- [Task prompt] Your response should give back each record exactly, word for word.

Web page and app entries
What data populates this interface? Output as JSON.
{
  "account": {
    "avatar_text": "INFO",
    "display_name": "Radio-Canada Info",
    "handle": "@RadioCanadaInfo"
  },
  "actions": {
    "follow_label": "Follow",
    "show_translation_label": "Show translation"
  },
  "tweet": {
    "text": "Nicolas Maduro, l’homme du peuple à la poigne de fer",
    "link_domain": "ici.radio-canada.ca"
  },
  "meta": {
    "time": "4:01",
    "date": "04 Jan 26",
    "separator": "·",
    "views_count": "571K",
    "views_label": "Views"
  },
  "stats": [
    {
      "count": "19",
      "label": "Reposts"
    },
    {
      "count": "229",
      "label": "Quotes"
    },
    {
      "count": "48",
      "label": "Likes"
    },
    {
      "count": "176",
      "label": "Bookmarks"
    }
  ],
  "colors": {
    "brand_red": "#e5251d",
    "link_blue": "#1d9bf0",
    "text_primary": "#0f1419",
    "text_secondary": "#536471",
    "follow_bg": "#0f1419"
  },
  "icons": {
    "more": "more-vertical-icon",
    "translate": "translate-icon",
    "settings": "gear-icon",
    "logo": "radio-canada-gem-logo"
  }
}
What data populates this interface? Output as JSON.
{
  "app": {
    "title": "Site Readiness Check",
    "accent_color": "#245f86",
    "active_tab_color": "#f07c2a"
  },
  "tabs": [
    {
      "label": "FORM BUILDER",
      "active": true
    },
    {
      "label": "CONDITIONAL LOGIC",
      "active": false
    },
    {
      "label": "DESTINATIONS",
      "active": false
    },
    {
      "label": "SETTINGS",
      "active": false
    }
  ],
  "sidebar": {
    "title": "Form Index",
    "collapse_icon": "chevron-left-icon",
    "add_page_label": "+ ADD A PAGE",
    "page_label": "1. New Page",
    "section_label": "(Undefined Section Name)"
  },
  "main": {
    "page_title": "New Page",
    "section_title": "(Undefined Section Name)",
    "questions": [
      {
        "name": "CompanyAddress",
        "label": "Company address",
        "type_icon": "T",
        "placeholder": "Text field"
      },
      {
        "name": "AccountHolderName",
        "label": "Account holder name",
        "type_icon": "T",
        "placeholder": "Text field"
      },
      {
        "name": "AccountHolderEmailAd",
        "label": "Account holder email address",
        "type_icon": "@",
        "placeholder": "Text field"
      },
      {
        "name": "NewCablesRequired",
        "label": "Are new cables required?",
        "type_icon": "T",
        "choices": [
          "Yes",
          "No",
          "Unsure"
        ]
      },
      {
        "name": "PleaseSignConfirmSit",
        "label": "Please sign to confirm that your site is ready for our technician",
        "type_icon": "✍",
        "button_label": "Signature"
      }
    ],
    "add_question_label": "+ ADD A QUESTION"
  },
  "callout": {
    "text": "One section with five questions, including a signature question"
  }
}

- [Answer box]
What data populates this interface? Output as JSON.
{
  "account": {
    "avatar_text": "INFO",
    "display_name": "Radio-Canada Info",
    "handle": "@RadioCanadaInfo"
  },
  "actions": {
    "follow_label": "Follow",
    "show_translation_label": "Show translation"
  },
  "tweet": {
    "text": "Nicolas Maduro, l’homme du peuple à la poigne de fer",
    "link_domain": "ici.radio-canada.ca"
  },
  "meta": {
    "time": "4:01",
    "date": "04 Jan 26",
    "separator": "·",
    "views_count": "571K",
    "views_label": "Views"
  },
  "stats": [
    {
      "count": "19",
      "label": "Reposts"
    },
    {
      "count": "229",
      "label": "Quotes"
    },
    {
      "count": "48",
      "label": "Likes"
    },
    {
      "count": "176",
      "label": "Bookmarks"
    }
  ],
  "colors": {
    "brand_red": "#e5251d",
    "link_blue": "#1d9bf0",
    "text_primary": "#0f1419",
    "text_secondary": "#536471",
    "follow_bg": "#0f1419"
  },
  "icons": {
    "more": "more-vertical-icon",
    "translate": "translate-icon",
    "settings": "gear-icon",
    "logo": "radio-canada-gem-logo"
  }
}
What data populates this interface? Output as JSON.
{
  "app": {
    "title": "Site Readiness Check",
    "accent_color": "#245f86",
    "active_tab_color": "#f07c2a"
  },
  "tabs": [
    {
      "label": "FORM BUILDER",
      "active": true
    },
    {
      "label": "CONDITIONAL LOGIC",
      "active": false
    },
    {
      "label": "DESTINATIONS",
      "active": false
    },
    {
      "label": "SETTINGS",
      "active": false
    }
  ],
  "sidebar": {
    "title": "Form Index",
    "collapse_icon": "chevron-left-icon",
    "add_page_label": "+ ADD A PAGE",
    "page_label": "1. New Page",
    "section_label": "(Undefined Section Name)"
  },
  "main": {
    "page_title": "New Page",
    "section_title": "(Undefined Section Name)",
    "questions": [
      {
        "name": "CompanyAddress",
        "label": "Company address",
        "type_icon": "T",
        "placeholder": "Text field"
      },
      {
        "name": "AccountHolderName",
        "label": "Account holder name",
        "type_icon": "T",
        "placeholder": "Text field"
      },
      {
        "name": "AccountHolderEmailAd",
        "label": "Account holder email address",
        "type_icon": "@",
        "placeholder": "Text field"
      },
      {
        "name": "NewCablesRequired",
        "label": "Are new cables required?",
        "type_icon": "T",
        "choices": [
          "Yes",
          "No",
          "Unsure"
        ]
      },
      {
        "name": "PleaseSignConfirmSit",
        "label": "Please sign to confirm that your site is ready for our technician",
        "type_icon": "✍",
        "button_label": "Signature"
      }
    ],
    "add_question_label": "+ ADD A QUESTION"
  },
  "callout": {
    "text": "One section with five questions, including a signature question"
  }
}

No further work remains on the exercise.